> _About this task_
Set down the data that follows, exactly and completely.
*** Material provided ***
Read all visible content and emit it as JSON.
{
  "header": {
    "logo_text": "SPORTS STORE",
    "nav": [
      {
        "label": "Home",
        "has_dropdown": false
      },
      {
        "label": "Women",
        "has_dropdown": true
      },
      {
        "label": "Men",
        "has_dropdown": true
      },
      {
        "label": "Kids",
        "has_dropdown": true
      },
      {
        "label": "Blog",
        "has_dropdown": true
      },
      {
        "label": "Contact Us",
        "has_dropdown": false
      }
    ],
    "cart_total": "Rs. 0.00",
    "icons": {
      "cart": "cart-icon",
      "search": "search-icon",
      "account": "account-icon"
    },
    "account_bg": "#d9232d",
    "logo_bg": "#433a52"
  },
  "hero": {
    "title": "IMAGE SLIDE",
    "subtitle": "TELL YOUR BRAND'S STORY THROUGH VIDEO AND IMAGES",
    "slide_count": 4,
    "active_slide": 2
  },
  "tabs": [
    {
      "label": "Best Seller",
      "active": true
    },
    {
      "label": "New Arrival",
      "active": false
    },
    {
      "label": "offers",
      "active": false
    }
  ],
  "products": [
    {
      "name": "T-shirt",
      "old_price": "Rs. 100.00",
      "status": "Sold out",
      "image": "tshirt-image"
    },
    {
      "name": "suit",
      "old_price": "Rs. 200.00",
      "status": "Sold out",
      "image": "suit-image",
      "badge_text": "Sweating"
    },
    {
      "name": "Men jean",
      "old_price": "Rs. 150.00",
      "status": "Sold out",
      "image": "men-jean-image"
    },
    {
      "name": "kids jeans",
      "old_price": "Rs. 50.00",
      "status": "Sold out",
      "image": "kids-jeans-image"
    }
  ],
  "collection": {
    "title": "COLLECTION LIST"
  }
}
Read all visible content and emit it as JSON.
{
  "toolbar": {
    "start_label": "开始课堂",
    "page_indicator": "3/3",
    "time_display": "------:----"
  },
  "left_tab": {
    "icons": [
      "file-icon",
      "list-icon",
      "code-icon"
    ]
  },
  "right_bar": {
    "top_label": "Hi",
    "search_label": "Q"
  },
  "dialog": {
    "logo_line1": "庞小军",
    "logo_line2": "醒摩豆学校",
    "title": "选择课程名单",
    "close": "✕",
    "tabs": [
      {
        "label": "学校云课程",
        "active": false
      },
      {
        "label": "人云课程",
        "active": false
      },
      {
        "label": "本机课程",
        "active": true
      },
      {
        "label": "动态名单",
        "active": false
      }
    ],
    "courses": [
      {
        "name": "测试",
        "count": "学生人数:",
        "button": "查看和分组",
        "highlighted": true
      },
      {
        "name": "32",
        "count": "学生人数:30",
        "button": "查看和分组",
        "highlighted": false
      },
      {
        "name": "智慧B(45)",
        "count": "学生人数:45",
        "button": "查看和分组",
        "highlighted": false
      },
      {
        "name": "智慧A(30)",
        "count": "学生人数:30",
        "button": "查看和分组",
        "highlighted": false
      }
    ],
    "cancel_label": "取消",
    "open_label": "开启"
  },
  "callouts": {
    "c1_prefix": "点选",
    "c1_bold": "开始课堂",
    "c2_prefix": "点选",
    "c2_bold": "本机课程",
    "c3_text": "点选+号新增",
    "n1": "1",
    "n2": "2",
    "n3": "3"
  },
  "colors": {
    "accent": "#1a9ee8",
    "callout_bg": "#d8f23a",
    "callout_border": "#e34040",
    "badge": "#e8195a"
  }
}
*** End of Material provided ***
> _Reply to the task_
Read all visible content and emit it as JSON.
{
  "header": {
    "logo_text": "SPORTS STORE",
    "nav": [
      {
        "label": "Home",
        "has_dropdown": false
      },
      {
        "label": "Women",
        "has_dropdown": true
      },
      {
        "label": "Men",
        "has_dropdown": true
      },
      {
        "label": "Kids",
        "has_dropdown": true
      },
      {
        "label": "Blog",
        "has_dropdown": true
      },
      {
        "label": "Contact Us",
        "has_dropdown": false
      }
    ],
    "cart_total": "Rs. 0.00",
    "icons": {
      "cart": "cart-icon",
      "search": "search-icon",
      "account": "account-icon"
    },
    "account_bg": "#d9232d",
    "logo_bg": "#433a52"
  },
  "hero": {
    "title": "IMAGE SLIDE",
    "subtitle": "TELL YOUR BRAND'S STORY THROUGH VIDEO AND IMAGES",
    "slide_count": 4,
    "active_slide": 2
  },
  "tabs": [
    {
      "label": "Best Seller",
      "active": true
    },
    {
      "label": "New Arrival",
      "active": false
    },
    {
      "label": "offers",
      "active": false
    }
  ],
  "products": [
    {
      "name": "T-shirt",
      "old_price": "Rs. 100.00",
      "status": "Sold out",
      "image": "tshirt-image"
    },
    {
      "name": "suit",
      "old_price": "Rs. 200.00",
      "status": "Sold out",
      "image": "suit-image",
      "badge_text": "Sweating"
    },
    {
      "name": "Men jean",
      "old_price": "Rs. 150.00",
      "status": "Sold out",
      "image": "men-jean-image"
    },
    {
      "name": "kids jeans",
      "old_price": "Rs. 50.00",
      "status": "Sold out",
      "image": "kids-jeans-image"
    }
  ],
  "collection": {
    "title": "COLLECTION LIST"
  }
}
Read all visible content and emit it as JSON.
{
  "toolbar": {
    "start_label": "开始课堂",
    "page_indicator": "3/3",
    "time_display": "------:----"
  },
  "left_tab": {
    "icons": [
      "file-icon",
      "list-icon",
      "code-icon"
    ]
  },
  "right_bar": {
    "top_label": "Hi",
    "search_label": "Q"
  },
  "dialog": {
    "logo_line1": "庞小军",
    "logo_line2": "醒摩豆学校",
    "title": "选择课程名单",
    "close": "✕",
    "tabs": [
      {
        "label": "学校云课程",
        "active": false
      },
      {
        "label": "人云课程",
        "active": false
      },
      {
        "label": "本机课程",
        "active": true
      },
      {
        "label": "动态名单",
        "active": false
      }
    ],
    "courses": [
      {
        "name": "测试",
        "count": "学生人数:",
        "button": "查看和分组",
        "highlighted": true
      },
      {
        "name": "32",
        "count": "学生人数:30",
        "button": "查看和分组",
        "highlighted": false
      },
      {
        "name": "智慧B(45)",
        "count": "学生人数:45",
        "button": "查看和分组",
        "highlighted": false
      },
      {
        "name": "智慧A(30)",
        "count": "学生人数:30",
        "button": "查看和分组",
        "highlighted": false
      }
    ],
    "cancel_label": "取消",
    "open_label": "开启"
  },
  "callouts": {
    "c1_prefix": "点选",
    "c1_bold": "开始课堂",
    "c2_prefix": "点选",
    "c2_bold": "本机课程",
    "c3_text": "点选+号新增",
    "n1": "1",
    "n2": "2",
    "n3": "3"
  },
  "colors": {
    "accent": "#1a9ee8",
    "callout_bg": "#d8f23a",
    "callout_border": "#e34040",
    "badge": "#e8195a"
  }
}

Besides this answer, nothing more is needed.